Administrative Unit: Genetics
College/School: College of Agricultural and Life Sciences
Admitting Plans: Ph.D.
Degrees Offered: M.S., Ph.D.
Minors and Certificates: Doctoral Minor
Graduate training in genetics emphasizes study and research leading to a Ph.D. degree in genetics. M.S. degrees in medical genetics with specialized training in genetic counseling are also available. For more information on M.S. degrees in genetic counseling, see Genetic Counseling.
The goal of the genetics graduate program is to train the next generation of professional geneticists. This includes selecting the most promising university graduates for admission to the program and training those students in the methods and logic of genetic analysis. Such analyses are increasingly important in contemporary biological and biomedical research. The curriculum includes:
- coursework on the principles of genetics and on the methods of genetic and genomic analyses, and
- original research in a specialized area, which culminates in the writing and defense of a doctoral thesis.
The genetics Ph.D. program is administered by the Laboratory of Genetics, which consists of the Department of Genetics in the College of Agricultural and Life Sciences, and the Department of Medical Genetics in the School of Medicine and Public Health. The two departments are administratively distinct, but they function as a single combined department at both the faculty and student levels. The Laboratory of Genetics is highly regarded for its long history of scholarly contributions to the field of genetics, including subdisciplines such as plant genetics, population genetics, developmental genetics, molecular genetics, immunogenetics, neurogenetics, cytogenetics, genetics of viruses, bacterial genetics, and mammalian genetics. The genetics graduate program is supported by the oldest and one of the largest NIH-funded genetics training grants in the country.
The strength of genetics research at Wisconsin derives in large part from the Laboratory of Genetics, but state-of-the-art genetics research is conducted in many campus departments and centers. Training faculty of the genetics Ph.D. program includes 84 trainers selected from 22 campus departments and schools based on the strength of their scholarly genetics research. Genetics Ph.D. students choose one of the 84 training faculty as the graduate thesis advisor and mentor. Faculty trainers of the genetics Ph.D. program include those with academic appointments and research laboratories in the departments of Agronomy, Bacteriology, Biochemistry, Biomolecular Chemistry, Biostatistics and Medical Informatics, Botany, Cell and Regenerative Biology, Genetics, Horticulture, Medical Genetics, Medical Microbiology and Immunology, Medicine, Neuroscience, Neurology, Nutritional Science, Oncology, Ophthalmology and Visual Sciences, Pediatrics, Plant Pathology, and Zoology, as well as the Laboratory of Molecular Biology and the School of Pharmacy.

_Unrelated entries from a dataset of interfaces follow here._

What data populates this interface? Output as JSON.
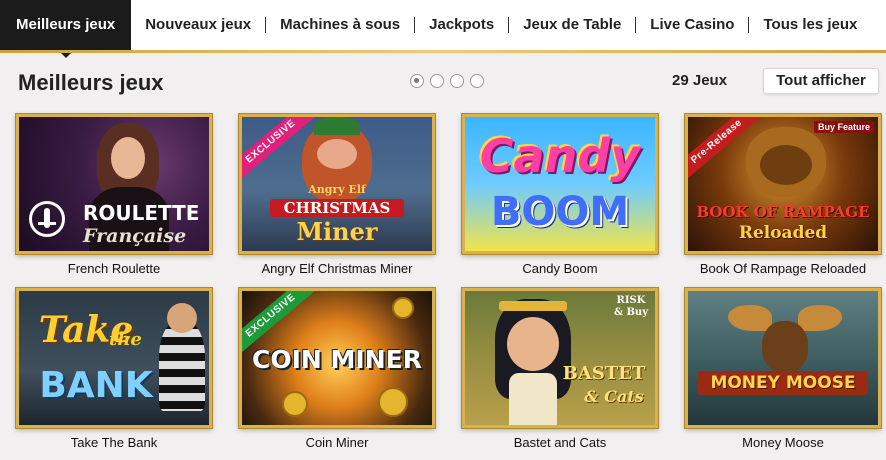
{
  "nav": {
    "items": [
      {
        "label": "Meilleurs jeux",
        "active": true
      },
      {
        "label": "Nouveaux jeux"
      },
      {
        "label": "Machines à sous"
      },
      {
        "label": "Jackpots"
      },
      {
        "label": "Jeux de Table"
      },
      {
        "label": "Live Casino"
      },
      {
        "label": "Tous les jeux"
      }
    ]
  },
  "section": {
    "title": "Meilleurs jeux",
    "count": "29 Jeux",
    "show_all": "Tout afficher",
    "pagination": {
      "pages": 4,
      "current": 1
    }
  },
  "games": [
    {
      "name": "French Roulette",
      "art": {
        "line1": "ROULETTE",
        "line2": "Française"
      }
    },
    {
      "name": "Angry Elf Christmas Miner",
      "art": {
        "ribbon": "EXCLUSIVE",
        "small": "Angry Elf",
        "line1": "CHRISTMAS",
        "line2": "Miner"
      }
    },
    {
      "name": "Candy Boom",
      "art": {
        "line1": "Candy",
        "line2": "BOOM"
      }
    },
    {
      "name": "Book Of Rampage Reloaded",
      "art": {
        "ribbon": "Pre-Release",
        "badge": "Buy Feature",
        "line1": "BOOK OF RAMPAGE",
        "line2": "Reloaded"
      }
    },
    {
      "name": "Take The Bank",
      "art": {
        "line1": "Take",
        "small": "the",
        "line2": "BANK"
      }
    },
    {
      "name": "Coin Miner",
      "art": {
        "ribbon": "EXCLUSIVE",
        "line1": "COIN MINER"
      }
    },
    {
      "name": "Bastet and Cats",
      "art": {
        "badge": "RISK & Buy",
        "line1": "BASTET",
        "line2": "& Cats"
      }
    },
    {
      "name": "Money Moose",
      "art": {
        "line1": "MONEY MOOSE"
      }
    }
  ],
  "colors": {
    "nav_active_bg": "#1b1b1b",
    "gold_border": "#d9b24f",
    "page_bg": "#f1efef"
  }
}
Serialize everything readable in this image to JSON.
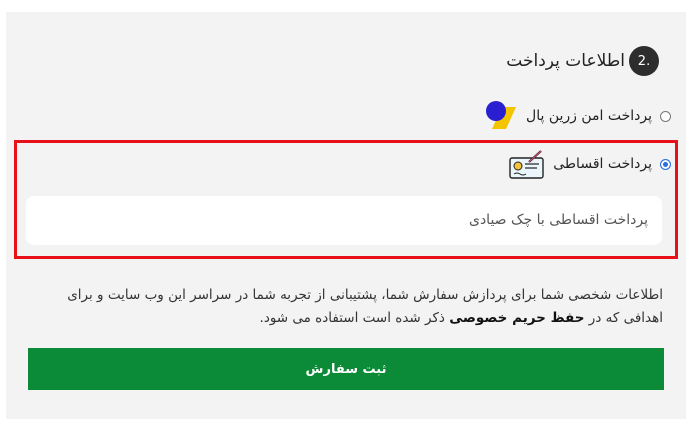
{
  "section": {
    "step_number": "2.",
    "title": "اطلاعات پرداخت"
  },
  "payment_options": [
    {
      "label": "پرداخت امن زرین پال",
      "selected": false,
      "icon": "zarinpal-logo"
    },
    {
      "label": "پرداخت اقساطی",
      "selected": true,
      "icon": "cheque-icon"
    }
  ],
  "selected_description": "پرداخت اقساطی با چک صیادی",
  "privacy": {
    "text_before": "اطلاعات شخصی شما برای پردازش سفارش شما، پشتیبانی از تجربه شما در سراسر این وب سایت و برای اهدافی که در",
    "link_text": "حفظ حریم خصوصی",
    "text_after": "ذکر شده است استفاده می شود."
  },
  "submit_label": "ثبت سفارش",
  "colors": {
    "accent_green": "#0b8a38",
    "highlight_red": "#e8111a",
    "radio_blue": "#2a6fe0"
  }
}
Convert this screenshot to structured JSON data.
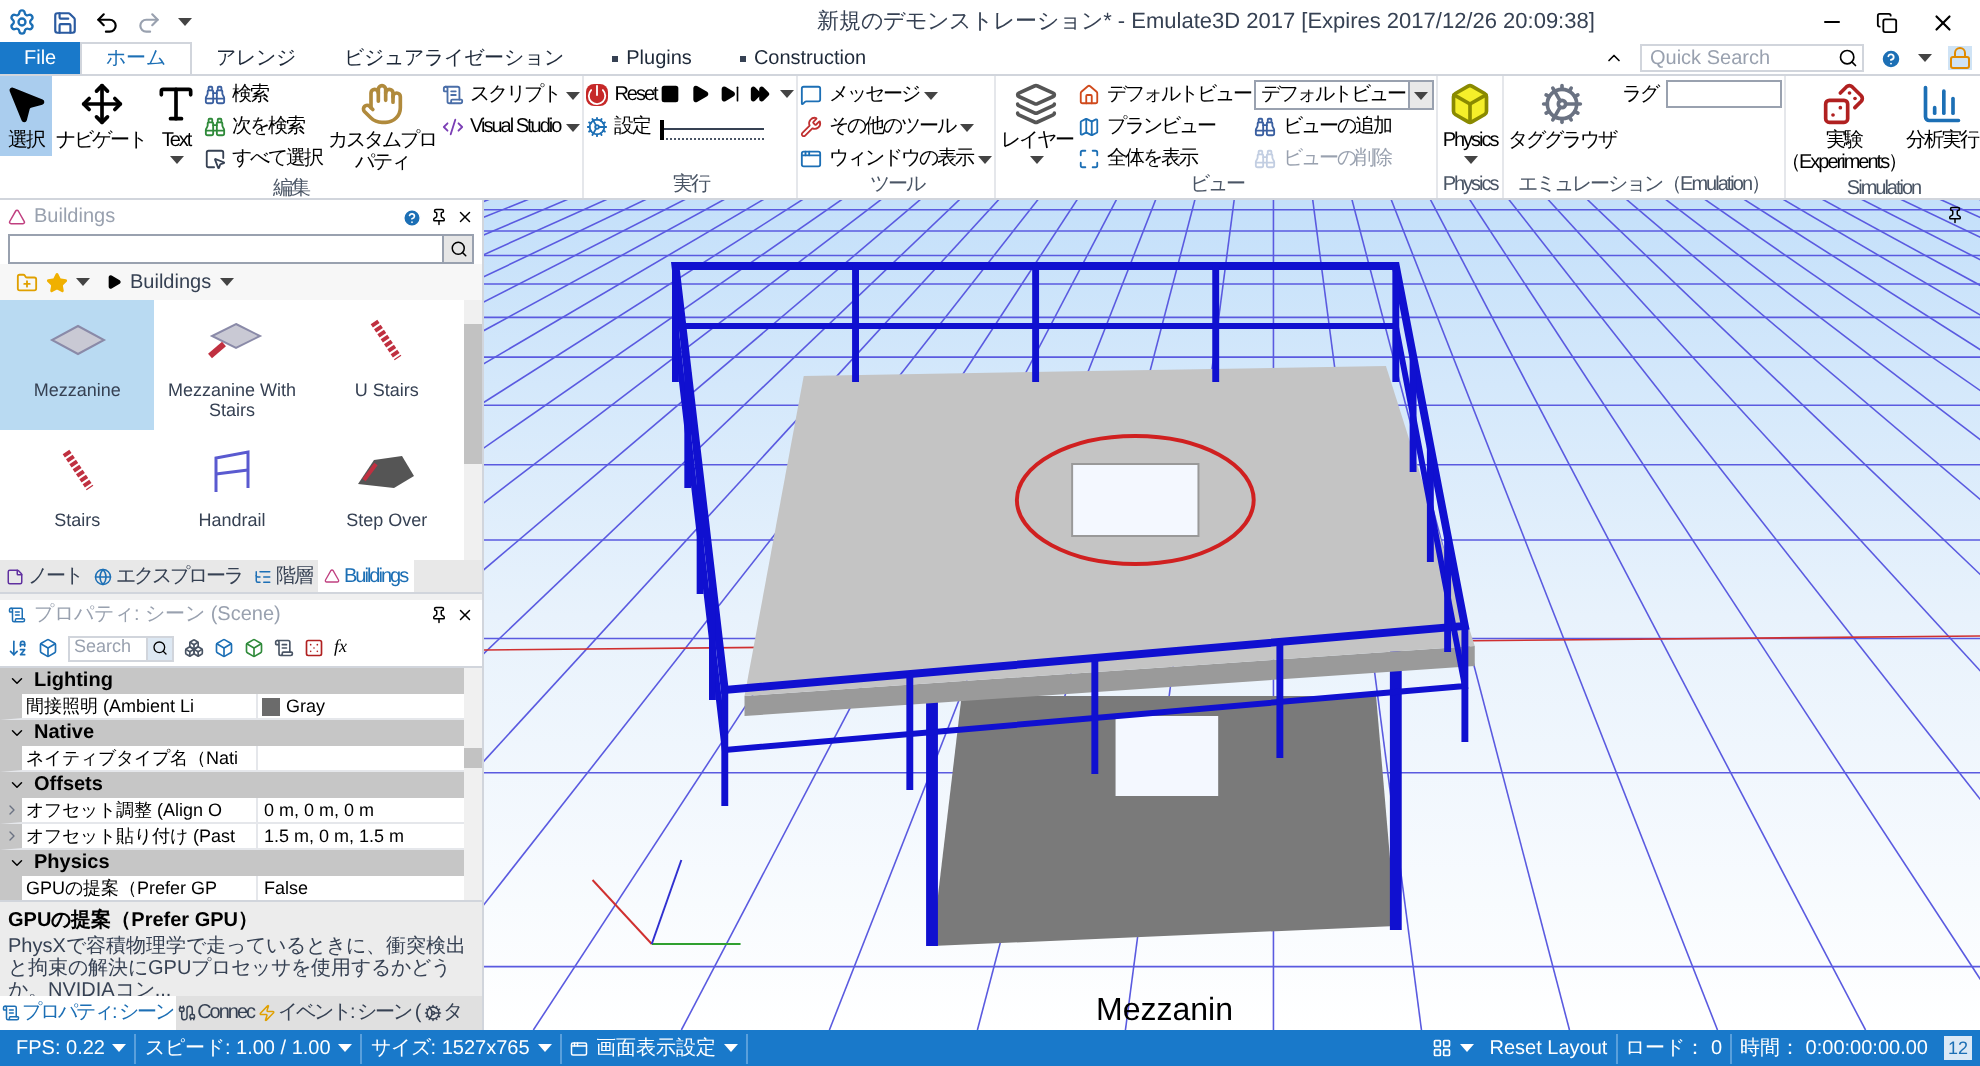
{
  "window": {
    "title": "新規のデモンストレーション* - Emulate3D 2017 [Expires 2017/12/26 20:09:38]"
  },
  "quick_search": {
    "placeholder": "Quick Search"
  },
  "ribbon_tabs": [
    {
      "label": "File",
      "kind": "file",
      "selected": false
    },
    {
      "label": "ホーム",
      "kind": "tab",
      "selected": true
    },
    {
      "label": "アレンジ",
      "kind": "tab",
      "selected": false
    },
    {
      "label": "ビジュアライゼーション",
      "kind": "tab",
      "selected": false
    },
    {
      "label": "Plugins",
      "kind": "bullet",
      "selected": false
    },
    {
      "label": "Construction",
      "kind": "bullet",
      "selected": false
    }
  ],
  "ribbon_groups": [
    {
      "title": "編集",
      "columns": [
        {
          "kind": "large",
          "label": "選択",
          "selected": true,
          "dropdown": false
        },
        {
          "kind": "large",
          "label": "ナビゲート",
          "selected": false,
          "dropdown": false
        },
        {
          "kind": "large",
          "label": "Text",
          "selected": false,
          "dropdown": true
        },
        {
          "kind": "stack",
          "items": [
            {
              "kind": "button",
              "label": "検索",
              "dropdown": false,
              "disabled": false
            },
            {
              "kind": "button",
              "label": "次を検索",
              "dropdown": false,
              "disabled": false
            },
            {
              "kind": "button",
              "label": "すべて選択",
              "dropdown": false,
              "disabled": false
            }
          ]
        },
        {
          "kind": "large",
          "label": "カスタムプロパティ",
          "selected": false,
          "dropdown": false
        },
        {
          "kind": "stack",
          "items": [
            {
              "kind": "button",
              "label": "スクリプト",
              "dropdown": true,
              "disabled": false
            },
            {
              "kind": "button",
              "label": "Visual Studio",
              "dropdown": true,
              "disabled": false
            }
          ]
        }
      ]
    },
    {
      "title": "実行",
      "columns": [
        {
          "kind": "stack",
          "items": [
            {
              "kind": "button",
              "label": "Reset",
              "dropdown": false,
              "disabled": false
            },
            {
              "kind": "button",
              "label": "設定",
              "dropdown": false,
              "disabled": false
            }
          ]
        },
        {
          "kind": "transport",
          "level": 0.0,
          "dropdown": true
        }
      ]
    },
    {
      "title": "ツール",
      "columns": [
        {
          "kind": "stack",
          "items": [
            {
              "kind": "button",
              "label": "メッセージ",
              "dropdown": true,
              "disabled": false
            },
            {
              "kind": "button",
              "label": "その他のツール",
              "dropdown": true,
              "disabled": false
            },
            {
              "kind": "button",
              "label": "ウィンドウの表示",
              "dropdown": true,
              "disabled": false
            }
          ]
        }
      ]
    },
    {
      "title": "ビュー",
      "columns": [
        {
          "kind": "large",
          "label": "レイヤー",
          "selected": false,
          "dropdown": true
        },
        {
          "kind": "stack",
          "items": [
            {
              "kind": "button",
              "label": "デフォルトビュー",
              "dropdown": false,
              "disabled": false
            },
            {
              "kind": "button",
              "label": "プランビュー",
              "dropdown": false,
              "disabled": false
            },
            {
              "kind": "button",
              "label": "全体を表示",
              "dropdown": false,
              "disabled": false
            }
          ]
        },
        {
          "kind": "stack",
          "items": [
            {
              "kind": "combo",
              "label": "デフォルトビュー",
              "dropdown": true
            },
            {
              "kind": "button",
              "label": "ビューの追加",
              "dropdown": false,
              "disabled": false
            },
            {
              "kind": "button",
              "label": "ビューの削除",
              "dropdown": false,
              "disabled": true
            }
          ]
        }
      ]
    },
    {
      "title": "Physics",
      "columns": [
        {
          "kind": "large",
          "label": "Physics",
          "selected": false,
          "dropdown": true
        }
      ]
    },
    {
      "title": "エミュレーション（Emulation）",
      "columns": [
        {
          "kind": "large",
          "label": "タググラウザ",
          "selected": false,
          "dropdown": false
        },
        {
          "kind": "field",
          "label": "ラグ"
        }
      ]
    },
    {
      "title": "Simulation",
      "columns": [
        {
          "kind": "large",
          "label": "実験（Experiments）",
          "selected": false,
          "dropdown": false
        },
        {
          "kind": "large",
          "label": "分析実行",
          "selected": false,
          "dropdown": false
        }
      ]
    }
  ],
  "catalog": {
    "title": "Buildings",
    "breadcrumb": "Buildings",
    "items": [
      {
        "label": "Mezzanine",
        "selected": true
      },
      {
        "label": "Mezzanine With Stairs",
        "selected": false
      },
      {
        "label": "U Stairs",
        "selected": false
      },
      {
        "label": "Stairs",
        "selected": false
      },
      {
        "label": "Handrail",
        "selected": false
      },
      {
        "label": "Step Over",
        "selected": false
      }
    ],
    "tabs": [
      {
        "label": "ノート",
        "selected": false
      },
      {
        "label": "エクスプローラ",
        "selected": false
      },
      {
        "label": "階層",
        "selected": false
      },
      {
        "label": "Buildings",
        "selected": true
      }
    ]
  },
  "properties": {
    "title": "プロパティ: シーン (Scene)",
    "search": {
      "placeholder": "Search"
    },
    "function_button": "fx",
    "categories": [
      {
        "name": "Lighting",
        "expanded": true,
        "rows": [
          {
            "name": "間接照明 (Ambient Li",
            "value": "Gray",
            "expandable": false,
            "color": "#6b6b6b"
          }
        ]
      },
      {
        "name": "Native",
        "expanded": true,
        "rows": [
          {
            "name": "ネイティブタイプ名（Nati",
            "expandable": false
          }
        ]
      },
      {
        "name": "Offsets",
        "expanded": true,
        "rows": [
          {
            "name": "オフセット調整 (Align O",
            "value": "0 m, 0 m, 0 m",
            "expandable": true
          },
          {
            "name": "オフセット貼り付け (Past",
            "value": "1.5 m, 0 m, 1.5 m",
            "expandable": true
          }
        ]
      },
      {
        "name": "Physics",
        "expanded": true,
        "rows": [
          {
            "name": "GPUの提案（Prefer GP",
            "value": "False",
            "expandable": false
          }
        ]
      }
    ],
    "description": {
      "title": "GPUの提案（Prefer GPU）",
      "text": "PhysXで容積物理学で走っているときに、衝突検出と拘束の解決にGPUプロセッサを使用するかどうか。NVIDIAコン..."
    },
    "tabs": [
      {
        "label": "プロパティ: シーン",
        "selected": true
      },
      {
        "label": "Connec",
        "selected": false
      },
      {
        "label": "イベント: シーン (",
        "selected": false
      },
      {
        "label": "タ",
        "selected": false
      }
    ]
  },
  "viewport": {
    "label": "Mezzanin"
  },
  "status_bar": {
    "left": [
      {
        "label": "FPS: 0.22"
      },
      {
        "label": "スピード: 1.00 / 1.00"
      },
      {
        "label": "サイズ: 1527x765"
      },
      {
        "label": "画面表示設定"
      }
    ],
    "reset_layout": "Reset Layout",
    "load": "ロード： 0",
    "time": "時間： 0:00:00:00.00",
    "badge": "12"
  }
}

Genetics graduate students spend time during the first semester of graduate school in the laboratories of three or four faculty trainers, selected by the student. Following rotations, a graduate thesis advisor is chosen by mutual consent of both student and professor. Students are expected to acquire a broad and fundamental knowledge of genetics during their coursework, after which they conduct independent scholarly research based on individual interests and under the guidance and mentoring of the thesis advisor. Formal coursework requirements are modest, and independent study that includes original research is of paramount importance in the program. Students choose an individualized thesis advisory committee of five faculty members (including the thesis advisor) that approves formal coursework and provides scientific and career development advice throughout a student's graduate career.